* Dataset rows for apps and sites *

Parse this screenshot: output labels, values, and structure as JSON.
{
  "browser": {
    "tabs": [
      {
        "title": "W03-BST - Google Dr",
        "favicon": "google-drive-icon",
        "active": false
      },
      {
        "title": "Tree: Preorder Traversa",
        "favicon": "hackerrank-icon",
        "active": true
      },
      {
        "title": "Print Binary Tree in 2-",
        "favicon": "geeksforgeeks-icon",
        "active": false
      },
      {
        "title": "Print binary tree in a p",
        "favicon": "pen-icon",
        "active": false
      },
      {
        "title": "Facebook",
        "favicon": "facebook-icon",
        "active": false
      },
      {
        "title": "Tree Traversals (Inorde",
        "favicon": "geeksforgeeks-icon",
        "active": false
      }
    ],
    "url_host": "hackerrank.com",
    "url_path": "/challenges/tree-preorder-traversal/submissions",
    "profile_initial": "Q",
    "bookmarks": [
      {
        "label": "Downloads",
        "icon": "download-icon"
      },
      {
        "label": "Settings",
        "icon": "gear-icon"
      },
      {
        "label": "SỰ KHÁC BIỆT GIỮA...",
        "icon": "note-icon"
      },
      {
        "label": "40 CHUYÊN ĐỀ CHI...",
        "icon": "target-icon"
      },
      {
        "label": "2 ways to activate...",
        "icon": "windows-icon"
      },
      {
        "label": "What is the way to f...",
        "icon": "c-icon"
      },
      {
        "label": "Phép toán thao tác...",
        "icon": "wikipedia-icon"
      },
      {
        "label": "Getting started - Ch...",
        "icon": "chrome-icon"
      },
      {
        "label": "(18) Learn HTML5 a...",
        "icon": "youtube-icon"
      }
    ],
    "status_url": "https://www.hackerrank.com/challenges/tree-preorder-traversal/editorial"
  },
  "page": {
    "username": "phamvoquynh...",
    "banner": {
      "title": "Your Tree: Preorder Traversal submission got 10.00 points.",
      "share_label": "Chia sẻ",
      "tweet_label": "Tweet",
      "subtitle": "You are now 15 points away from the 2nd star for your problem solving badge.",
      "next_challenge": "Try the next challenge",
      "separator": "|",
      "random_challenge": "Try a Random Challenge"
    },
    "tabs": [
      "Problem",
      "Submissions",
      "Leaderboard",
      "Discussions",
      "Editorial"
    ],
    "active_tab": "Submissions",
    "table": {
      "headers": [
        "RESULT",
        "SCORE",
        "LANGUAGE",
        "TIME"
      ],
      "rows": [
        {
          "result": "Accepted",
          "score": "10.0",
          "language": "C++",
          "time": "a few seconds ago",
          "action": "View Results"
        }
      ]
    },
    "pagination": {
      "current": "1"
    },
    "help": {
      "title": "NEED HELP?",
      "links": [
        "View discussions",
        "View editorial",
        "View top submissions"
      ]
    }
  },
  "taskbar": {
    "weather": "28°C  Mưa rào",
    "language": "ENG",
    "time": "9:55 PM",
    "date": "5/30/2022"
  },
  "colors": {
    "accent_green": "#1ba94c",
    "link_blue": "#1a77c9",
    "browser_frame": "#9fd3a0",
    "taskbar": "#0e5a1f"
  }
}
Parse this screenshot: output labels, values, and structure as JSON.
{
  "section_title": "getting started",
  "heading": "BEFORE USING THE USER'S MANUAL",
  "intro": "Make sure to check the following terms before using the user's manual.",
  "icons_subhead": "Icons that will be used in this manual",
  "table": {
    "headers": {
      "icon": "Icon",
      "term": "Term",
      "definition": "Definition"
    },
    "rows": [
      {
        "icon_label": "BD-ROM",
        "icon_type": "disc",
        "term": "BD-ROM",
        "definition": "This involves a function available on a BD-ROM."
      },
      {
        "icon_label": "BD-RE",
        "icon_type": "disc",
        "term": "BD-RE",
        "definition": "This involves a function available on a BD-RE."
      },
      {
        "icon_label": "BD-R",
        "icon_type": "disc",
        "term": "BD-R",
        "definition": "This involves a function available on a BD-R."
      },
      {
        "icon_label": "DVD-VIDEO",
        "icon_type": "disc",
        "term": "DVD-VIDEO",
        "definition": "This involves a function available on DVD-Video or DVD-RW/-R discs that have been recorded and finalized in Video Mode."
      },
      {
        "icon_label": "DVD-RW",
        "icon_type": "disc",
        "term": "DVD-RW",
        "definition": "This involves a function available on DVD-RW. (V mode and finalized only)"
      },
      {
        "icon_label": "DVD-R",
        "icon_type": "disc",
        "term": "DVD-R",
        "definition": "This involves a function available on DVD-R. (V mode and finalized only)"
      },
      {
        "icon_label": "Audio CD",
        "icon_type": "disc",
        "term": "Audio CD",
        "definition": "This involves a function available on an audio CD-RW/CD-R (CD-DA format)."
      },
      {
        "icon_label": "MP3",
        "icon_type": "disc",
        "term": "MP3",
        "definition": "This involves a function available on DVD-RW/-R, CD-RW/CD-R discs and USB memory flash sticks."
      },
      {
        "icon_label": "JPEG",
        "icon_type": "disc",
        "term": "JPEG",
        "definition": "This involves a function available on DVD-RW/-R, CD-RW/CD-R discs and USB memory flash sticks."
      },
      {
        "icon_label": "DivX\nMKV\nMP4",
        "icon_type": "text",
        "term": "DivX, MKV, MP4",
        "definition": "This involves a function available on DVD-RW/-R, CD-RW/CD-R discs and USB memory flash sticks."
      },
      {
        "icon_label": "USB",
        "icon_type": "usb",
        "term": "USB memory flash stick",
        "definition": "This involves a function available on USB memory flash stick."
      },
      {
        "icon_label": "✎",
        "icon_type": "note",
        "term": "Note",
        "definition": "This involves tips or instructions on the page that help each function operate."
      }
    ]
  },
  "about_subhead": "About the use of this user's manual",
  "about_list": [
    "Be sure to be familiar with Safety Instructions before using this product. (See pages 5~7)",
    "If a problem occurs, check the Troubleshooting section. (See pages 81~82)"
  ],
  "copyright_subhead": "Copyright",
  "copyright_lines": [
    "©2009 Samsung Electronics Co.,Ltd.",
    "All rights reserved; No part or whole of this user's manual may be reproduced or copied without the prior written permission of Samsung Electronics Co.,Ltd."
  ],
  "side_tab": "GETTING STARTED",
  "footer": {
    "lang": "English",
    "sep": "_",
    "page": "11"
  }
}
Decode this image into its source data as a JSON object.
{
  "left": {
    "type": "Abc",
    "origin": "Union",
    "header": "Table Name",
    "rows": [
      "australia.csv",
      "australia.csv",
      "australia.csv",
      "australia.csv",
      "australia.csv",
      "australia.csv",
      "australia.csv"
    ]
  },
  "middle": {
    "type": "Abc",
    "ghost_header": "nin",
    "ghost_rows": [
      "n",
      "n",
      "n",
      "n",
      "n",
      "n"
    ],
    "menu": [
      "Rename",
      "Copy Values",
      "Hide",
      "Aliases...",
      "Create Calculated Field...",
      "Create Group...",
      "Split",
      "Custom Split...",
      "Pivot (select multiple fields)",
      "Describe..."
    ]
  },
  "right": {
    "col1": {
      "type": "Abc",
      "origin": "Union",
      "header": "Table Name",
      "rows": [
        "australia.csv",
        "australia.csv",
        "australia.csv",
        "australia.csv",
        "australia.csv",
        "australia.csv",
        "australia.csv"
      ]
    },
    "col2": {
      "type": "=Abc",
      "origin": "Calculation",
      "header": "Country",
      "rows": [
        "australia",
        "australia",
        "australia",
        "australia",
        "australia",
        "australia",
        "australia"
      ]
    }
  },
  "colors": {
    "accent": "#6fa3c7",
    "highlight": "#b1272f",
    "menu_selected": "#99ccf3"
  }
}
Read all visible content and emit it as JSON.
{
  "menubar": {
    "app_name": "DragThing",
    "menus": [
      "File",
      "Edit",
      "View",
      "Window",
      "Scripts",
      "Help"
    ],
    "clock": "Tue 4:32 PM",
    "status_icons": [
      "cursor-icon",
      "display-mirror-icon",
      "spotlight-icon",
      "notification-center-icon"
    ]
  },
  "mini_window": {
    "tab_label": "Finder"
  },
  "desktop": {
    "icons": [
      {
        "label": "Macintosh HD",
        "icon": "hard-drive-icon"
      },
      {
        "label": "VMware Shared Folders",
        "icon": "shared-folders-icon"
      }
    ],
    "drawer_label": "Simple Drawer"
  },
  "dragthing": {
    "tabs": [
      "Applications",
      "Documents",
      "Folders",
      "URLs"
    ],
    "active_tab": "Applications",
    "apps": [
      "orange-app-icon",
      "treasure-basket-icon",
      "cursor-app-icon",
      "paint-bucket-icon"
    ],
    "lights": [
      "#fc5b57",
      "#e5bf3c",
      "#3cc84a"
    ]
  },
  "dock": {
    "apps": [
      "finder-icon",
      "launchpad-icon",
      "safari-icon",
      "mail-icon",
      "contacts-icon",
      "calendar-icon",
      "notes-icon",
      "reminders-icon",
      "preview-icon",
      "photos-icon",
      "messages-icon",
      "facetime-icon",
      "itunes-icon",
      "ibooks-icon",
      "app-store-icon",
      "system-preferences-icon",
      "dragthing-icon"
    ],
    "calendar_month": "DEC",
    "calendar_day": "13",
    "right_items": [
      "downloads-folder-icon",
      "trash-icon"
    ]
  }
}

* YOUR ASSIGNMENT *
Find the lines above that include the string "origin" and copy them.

* RESULT OF THIS TASK *
    "origin": "Union",
      "origin": "Union",
      "origin": "Calculation",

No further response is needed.